The speech was titled "Ku Klux Klan and Woman's Causes" and one section was subtitled "White Supremacy." The Klansmen stand for the supremacy of the white race, legitimate and in accordance with the teachings of the Holy Writ, anything, decreed by the Almighty should not work a hardship on the colored race... It is within the rights of civilization for the white race to hold the supremacy; when the black man was liberated it was time for women to be enfranchised, without which the colored man with his newly-acquired rank became her political master.... The white women bore the sting of humiliation for more than half a century in being placed in an inferior position to the black men in the use of the ballot and the rights of citizenship... To whom shall we look to champion the cause and to protect the rights of women? Is there not evidence that the Knights of the Klu Klux Klan are the prophets of a new and better age? The Pillar of Fire Church argued against social and political equality for Blacks and advocated for racial segregation and repeal of the fifteenth amendment.

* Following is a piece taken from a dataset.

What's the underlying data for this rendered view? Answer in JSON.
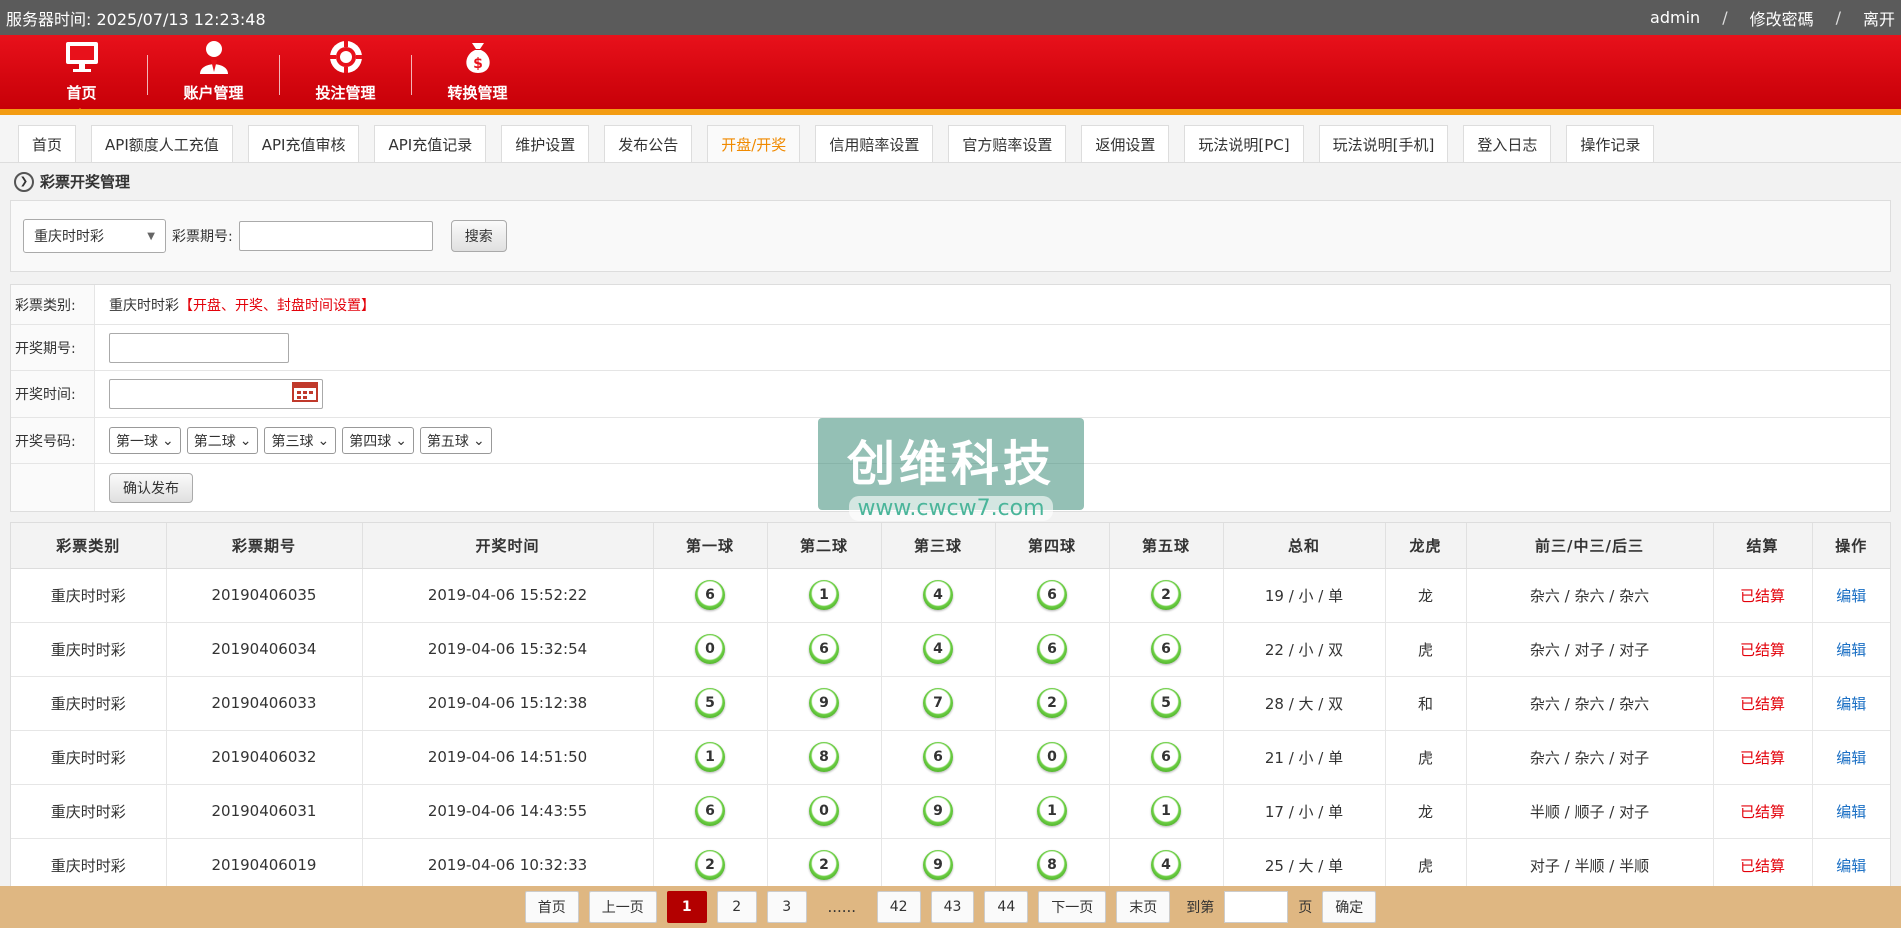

The Pillar allowed the Klan to hold meetings or cross burnings on at least several of the church's numerous properties including numerous documented Klan gatherings in Zarephath, New Jersey. White participated directly in many of these meetings. During this time, the Pillar of Fire Church published The Good Citizen, a monthly 16 page political magazine and three books, The Ku Klux Klan in Prophecy, Klansmen: Guardians of Liberty, Heroes of the Fiery Cross, all of which promoted the Klan and its agenda from 1921 until 1933. Ideologically, in these publications, the Pillar of Fire Church promoted anti-Catholicism, antisemitism and white supremacy, all under the guise of patriotism; the organization has since repudiated its historical relationship with the KKK at its website in 2009: Much talk has arisen over her brief but significant association with the KKK, publicly condemned and repented of by the POF leadership with a request for full forgiveness. Despite these and other errors in its history, the Lord in His grace and mercy has chosen to bless the ministry.

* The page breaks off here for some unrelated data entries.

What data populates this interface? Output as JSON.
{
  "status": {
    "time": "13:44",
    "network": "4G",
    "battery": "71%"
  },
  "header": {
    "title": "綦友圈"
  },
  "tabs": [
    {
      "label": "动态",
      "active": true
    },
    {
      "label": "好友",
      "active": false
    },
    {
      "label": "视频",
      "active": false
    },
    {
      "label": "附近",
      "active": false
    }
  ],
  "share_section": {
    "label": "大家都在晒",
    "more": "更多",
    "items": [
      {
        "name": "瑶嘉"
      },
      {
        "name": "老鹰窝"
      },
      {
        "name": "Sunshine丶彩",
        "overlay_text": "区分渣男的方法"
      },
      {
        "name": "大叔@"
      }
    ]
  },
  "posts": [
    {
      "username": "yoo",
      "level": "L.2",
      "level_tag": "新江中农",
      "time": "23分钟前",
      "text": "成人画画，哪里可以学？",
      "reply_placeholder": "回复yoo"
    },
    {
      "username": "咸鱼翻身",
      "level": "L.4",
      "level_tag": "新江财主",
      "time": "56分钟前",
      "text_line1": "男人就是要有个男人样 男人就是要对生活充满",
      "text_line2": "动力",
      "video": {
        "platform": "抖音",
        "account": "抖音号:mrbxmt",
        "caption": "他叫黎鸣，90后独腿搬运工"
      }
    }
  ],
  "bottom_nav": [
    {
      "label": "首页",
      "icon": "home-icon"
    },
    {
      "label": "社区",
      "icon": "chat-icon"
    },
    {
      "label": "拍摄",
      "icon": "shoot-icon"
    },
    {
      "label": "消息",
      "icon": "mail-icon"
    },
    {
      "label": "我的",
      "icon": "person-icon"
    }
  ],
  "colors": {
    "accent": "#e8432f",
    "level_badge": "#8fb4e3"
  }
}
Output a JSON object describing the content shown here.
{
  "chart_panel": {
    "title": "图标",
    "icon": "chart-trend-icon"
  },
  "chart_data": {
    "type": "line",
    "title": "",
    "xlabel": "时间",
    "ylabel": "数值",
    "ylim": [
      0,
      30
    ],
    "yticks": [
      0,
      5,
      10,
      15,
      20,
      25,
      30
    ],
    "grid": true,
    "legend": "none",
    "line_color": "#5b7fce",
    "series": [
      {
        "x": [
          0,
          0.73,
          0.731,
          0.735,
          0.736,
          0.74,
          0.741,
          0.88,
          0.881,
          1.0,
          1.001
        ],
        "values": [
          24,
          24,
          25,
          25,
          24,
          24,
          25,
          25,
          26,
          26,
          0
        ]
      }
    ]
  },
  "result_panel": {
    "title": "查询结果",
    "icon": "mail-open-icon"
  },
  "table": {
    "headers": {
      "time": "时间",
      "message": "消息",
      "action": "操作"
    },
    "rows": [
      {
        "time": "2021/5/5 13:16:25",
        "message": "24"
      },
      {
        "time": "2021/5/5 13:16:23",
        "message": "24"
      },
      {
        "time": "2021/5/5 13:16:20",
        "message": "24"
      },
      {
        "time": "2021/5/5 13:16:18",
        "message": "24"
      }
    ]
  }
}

And in the local paper in 1997: We regret and repent, ask for full forgiveness for anything in our past, short of Christian standards based on God's Word, following